- Try it
Leave the pictures aside and give back every entry below word for word.

- Material for this task
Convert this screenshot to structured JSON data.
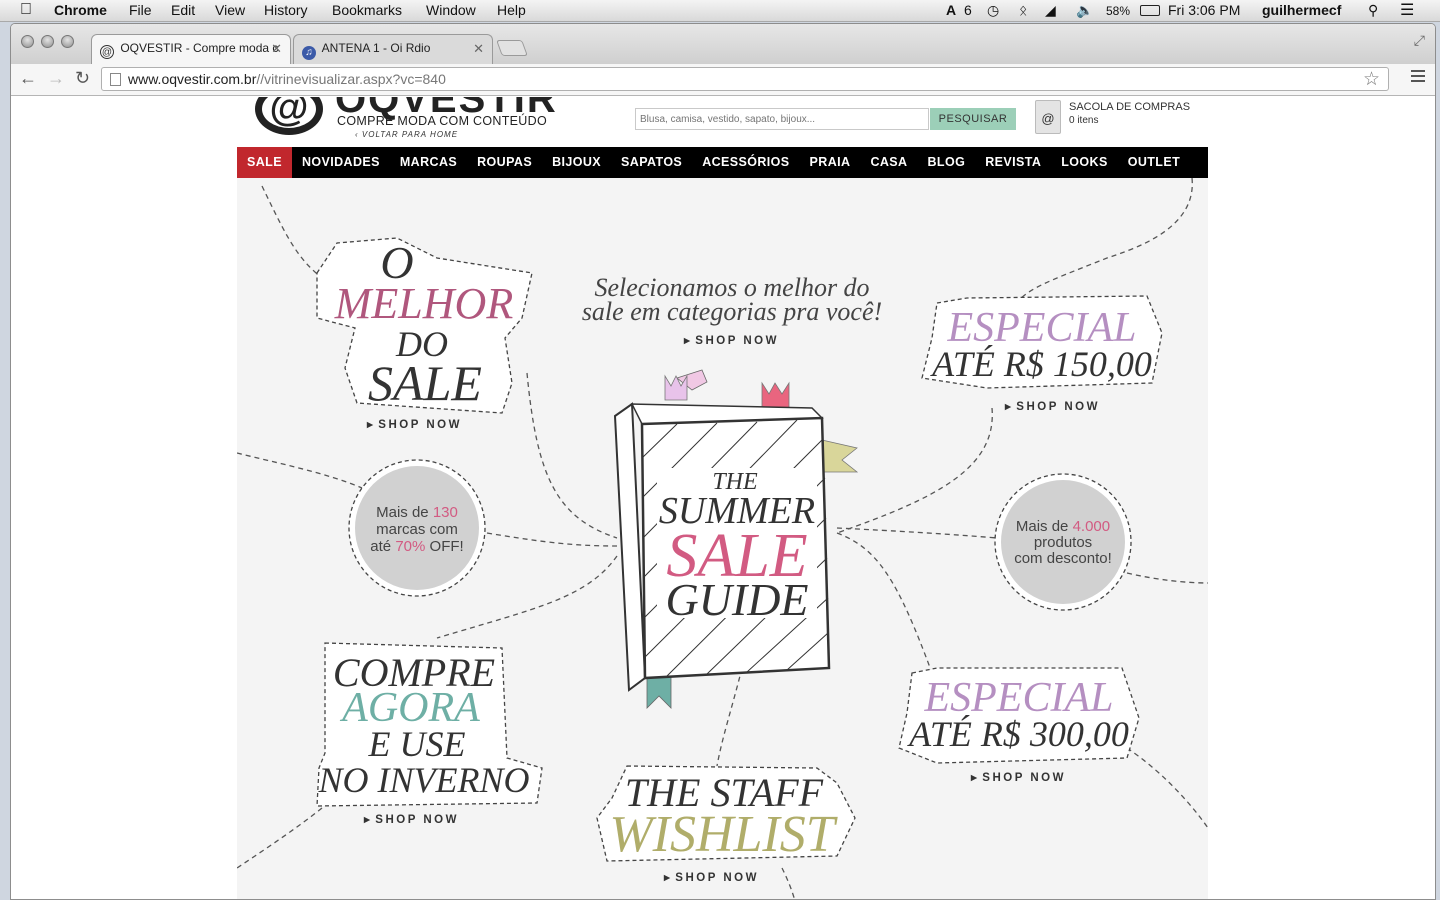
{
  "menubar": {
    "app_name": "Chrome",
    "menus": [
      "File",
      "Edit",
      "View",
      "History",
      "Bookmarks",
      "Window",
      "Help"
    ],
    "adobe_badge": "6",
    "battery": "58%",
    "clock": "Fri 3:06 PM",
    "user": "guilhermecf"
  },
  "tabs": [
    {
      "title": "OQVESTIR - Compre moda c",
      "favicon": "@"
    },
    {
      "title": "ANTENA 1 - Oi Rdio",
      "favicon": "♫"
    }
  ],
  "address": {
    "domain": "www.oqvestir.com.br",
    "path": "//vitrinevisualizar.aspx?vc=840"
  },
  "header": {
    "brand": "OQVESTIR",
    "logo_symbol": "@",
    "tagline": "COMPRE MODA COM CONTEÚDO",
    "back_home": "‹ VOLTAR PARA HOME",
    "search_placeholder": "Blusa, camisa, vestido, sapato, bijoux...",
    "search_button": "PESQUISAR",
    "bag_title": "SACOLA DE COMPRAS",
    "bag_count": "0 itens"
  },
  "nav": [
    "SALE",
    "NOVIDADES",
    "MARCAS",
    "ROUPAS",
    "BIJOUX",
    "SAPATOS",
    "ACESSÓRIOS",
    "PRAIA",
    "CASA",
    "BLOG",
    "REVISTA",
    "LOOKS",
    "OUTLET"
  ],
  "hero": {
    "intro_line1": "Selecionamos o melhor do",
    "intro_line2": "sale em categorias pra você!",
    "shop_now": "SHOP NOW",
    "book": {
      "line1": "THE",
      "line2": "SUMMER",
      "line3": "SALE",
      "line4": "GUIDE"
    },
    "melhor": {
      "line1": "O",
      "line2": "MELHOR",
      "line3": "DO",
      "line4": "SALE"
    },
    "especial150": {
      "line1": "ESPECIAL",
      "line2": "ATÉ R$ 150,00"
    },
    "especial300": {
      "line1": "ESPECIAL",
      "line2": "ATÉ R$ 300,00"
    },
    "circle_brands": {
      "a": "Mais de ",
      "b": "130",
      "c": "marcas com",
      "d": "até ",
      "e": "70%",
      "f": " OFF!"
    },
    "circle_products": {
      "a": "Mais de ",
      "b": "4.000",
      "c": "produtos",
      "d": "com desconto!"
    },
    "compre": {
      "line1": "COMPRE",
      "line2": "AGORA",
      "line3": "E USE",
      "line4": "NO INVERNO"
    },
    "staff": {
      "line1": "THE STAFF",
      "line2": "WISHLIST"
    }
  },
  "colors": {
    "pink": "#b0577d",
    "lilac": "#b58fc1",
    "teal": "#6eafa5",
    "olive": "#b0ad6a",
    "sale_red": "#c1272d",
    "nav_bg": "#000000"
  }
}
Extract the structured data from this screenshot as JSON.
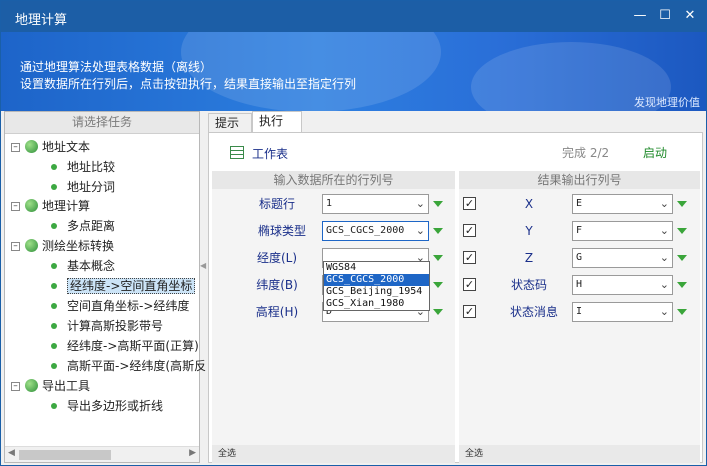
{
  "window": {
    "title": "地理计算"
  },
  "banner": {
    "line1": "通过地理算法处理表格数据（离线）",
    "line2": "设置数据所在行列后，点击按钮执行，结果直接输出至指定行列",
    "brand": "发现地理价值"
  },
  "left_panel": {
    "header": "请选择任务",
    "groups": [
      {
        "label": "地址文本",
        "items": [
          "地址比较",
          "地址分词"
        ]
      },
      {
        "label": "地理计算",
        "items": [
          "多点距离"
        ]
      },
      {
        "label": "测绘坐标转换",
        "items": [
          "基本概念",
          "经纬度->空间直角坐标",
          "空间直角坐标->经纬度",
          "计算高斯投影带号",
          "经纬度->高斯平面(正算)",
          "高斯平面->经纬度(高斯反"
        ]
      },
      {
        "label": "导出工具",
        "items": [
          "导出多边形或折线"
        ]
      }
    ],
    "selected": "经纬度->空间直角坐标"
  },
  "tabs": [
    {
      "label": "提示"
    },
    {
      "label": "执行"
    }
  ],
  "toolbar": {
    "worksheet_label": "工作表",
    "status": "完成 2/2",
    "start_label": "启动"
  },
  "input_section": {
    "header": "输入数据所在的行列号",
    "rows": [
      {
        "label": "标题行",
        "value": "1"
      },
      {
        "label": "椭球类型",
        "value": "GCS_CGCS_2000"
      },
      {
        "label": "经度(L)",
        "value": ""
      },
      {
        "label": "纬度(B)",
        "value": ""
      },
      {
        "label": "高程(H)",
        "value": "D"
      }
    ],
    "footer": "全选"
  },
  "output_section": {
    "header": "结果输出行列号",
    "rows": [
      {
        "label": "X",
        "value": "E",
        "checked": true
      },
      {
        "label": "Y",
        "value": "F",
        "checked": true
      },
      {
        "label": "Z",
        "value": "G",
        "checked": true
      },
      {
        "label": "状态码",
        "value": "H",
        "checked": true
      },
      {
        "label": "状态消息",
        "value": "I",
        "checked": true
      }
    ],
    "footer": "全选"
  },
  "ellipsoid_dropdown": {
    "options": [
      "WGS84",
      "GCS_CGCS_2000",
      "GCS_Beijing_1954",
      "GCS_Xian_1980"
    ],
    "selected": "GCS_CGCS_2000"
  },
  "colors": {
    "titlebar": "#1c5ea6",
    "accent": "#1e66c6",
    "label_text": "#1a2f8a",
    "green": "#3aa53a"
  },
  "icons": {
    "minimize": "minimize-icon",
    "maximize": "maximize-icon",
    "close": "close-icon",
    "globe": "globe-icon",
    "worksheet": "table-icon"
  }
}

- Exercise answer
Convert this screenshot to structured JSON data.
{
  "menubar": {
    "app_name": "Chrome",
    "menus": [
      "File",
      "Edit",
      "View",
      "History",
      "Bookmarks",
      "Window",
      "Help"
    ],
    "adobe_badge": "6",
    "battery": "58%",
    "clock": "Fri 3:06 PM",
    "user": "guilhermecf"
  },
  "tabs": [
    {
      "title": "OQVESTIR - Compre moda c",
      "favicon": "@"
    },
    {
      "title": "ANTENA 1 - Oi Rdio",
      "favicon": "♫"
    }
  ],
  "address": {
    "domain": "www.oqvestir.com.br",
    "path": "//vitrinevisualizar.aspx?vc=840"
  },
  "header": {
    "brand": "OQVESTIR",
    "logo_symbol": "@",
    "tagline": "COMPRE MODA COM CONTEÚDO",
    "back_home": "‹ VOLTAR PARA HOME",
    "search_placeholder": "Blusa, camisa, vestido, sapato, bijoux...",
    "search_button": "PESQUISAR",
    "bag_title": "SACOLA DE COMPRAS",
    "bag_count": "0 itens"
  },
  "nav": [
    "SALE",
    "NOVIDADES",
    "MARCAS",
    "ROUPAS",
    "BIJOUX",
    "SAPATOS",
    "ACESSÓRIOS",
    "PRAIA",
    "CASA",
    "BLOG",
    "REVISTA",
    "LOOKS",
    "OUTLET"
  ],
  "hero": {
    "intro_line1": "Selecionamos o melhor do",
    "intro_line2": "sale em categorias pra você!",
    "shop_now": "SHOP NOW",
    "book": {
      "line1": "THE",
      "line2": "SUMMER",
      "line3": "SALE",
      "line4": "GUIDE"
    },
    "melhor": {
      "line1": "O",
      "line2": "MELHOR",
      "line3": "DO",
      "line4": "SALE"
    },
    "especial150": {
      "line1": "ESPECIAL",
      "line2": "ATÉ R$ 150,00"
    },
    "especial300": {
      "line1": "ESPECIAL",
      "line2": "ATÉ R$ 300,00"
    },
    "circle_brands": {
      "a": "Mais de ",
      "b": "130",
      "c": "marcas com",
      "d": "até ",
      "e": "70%",
      "f": " OFF!"
    },
    "circle_products": {
      "a": "Mais de ",
      "b": "4.000",
      "c": "produtos",
      "d": "com desconto!"
    },
    "compre": {
      "line1": "COMPRE",
      "line2": "AGORA",
      "line3": "E USE",
      "line4": "NO INVERNO"
    },
    "staff": {
      "line1": "THE STAFF",
      "line2": "WISHLIST"
    }
  },
  "colors": {
    "pink": "#b0577d",
    "lilac": "#b58fc1",
    "teal": "#6eafa5",
    "olive": "#b0ad6a",
    "sale_red": "#c1272d",
    "nav_bg": "#000000"
  }
}
Extract the structured data from this screenshot as JSON.
{
  "window": {
    "title": "地理计算"
  },
  "banner": {
    "line1": "通过地理算法处理表格数据（离线）",
    "line2": "设置数据所在行列后，点击按钮执行，结果直接输出至指定行列",
    "brand": "发现地理价值"
  },
  "left_panel": {
    "header": "请选择任务",
    "groups": [
      {
        "label": "地址文本",
        "items": [
          "地址比较",
          "地址分词"
        ]
      },
      {
        "label": "地理计算",
        "items": [
          "多点距离"
        ]
      },
      {
        "label": "测绘坐标转换",
        "items": [
          "基本概念",
          "经纬度->空间直角坐标",
          "空间直角坐标->经纬度",
          "计算高斯投影带号",
          "经纬度->高斯平面(正算)",
          "高斯平面->经纬度(高斯反"
        ]
      },
      {
        "label": "导出工具",
        "items": [
          "导出多边形或折线"
        ]
      }
    ],
    "selected": "经纬度->空间直角坐标"
  },
  "tabs": [
    {
      "label": "提示"
    },
    {
      "label": "执行"
    }
  ],
  "toolbar": {
    "worksheet_label": "工作表",
    "status": "完成 2/2",
    "start_label": "启动"
  },
  "input_section": {
    "header": "输入数据所在的行列号",
    "rows": [
      {
        "label": "标题行",
        "value": "1"
      },
      {
        "label": "椭球类型",
        "value": "GCS_CGCS_2000"
      },
      {
        "label": "经度(L)",
        "value": ""
      },
      {
        "label": "纬度(B)",
        "value": ""
      },
      {
        "label": "高程(H)",
        "value": "D"
      }
    ],
    "footer": "全选"
  },
  "output_section": {
    "header": "结果输出行列号",
    "rows": [
      {
        "label": "X",
        "value": "E",
        "checked": true
      },
      {
        "label": "Y",
        "value": "F",
        "checked": true
      },
      {
        "label": "Z",
        "value": "G",
        "checked": true
      },
      {
        "label": "状态码",
        "value": "H",
        "checked": true
      },
      {
        "label": "状态消息",
        "value": "I",
        "checked": true
      }
    ],
    "footer": "全选"
  },
  "ellipsoid_dropdown": {
    "options": [
      "WGS84",
      "GCS_CGCS_2000",
      "GCS_Beijing_1954",
      "GCS_Xian_1980"
    ],
    "selected": "GCS_CGCS_2000"
  },
  "colors": {
    "titlebar": "#1c5ea6",
    "accent": "#1e66c6",
    "label_text": "#1a2f8a",
    "green": "#3aa53a"
  },
  "icons": {
    "minimize": "minimize-icon",
    "maximize": "maximize-icon",
    "close": "close-icon",
    "globe": "globe-icon",
    "worksheet": "table-icon"
  }
}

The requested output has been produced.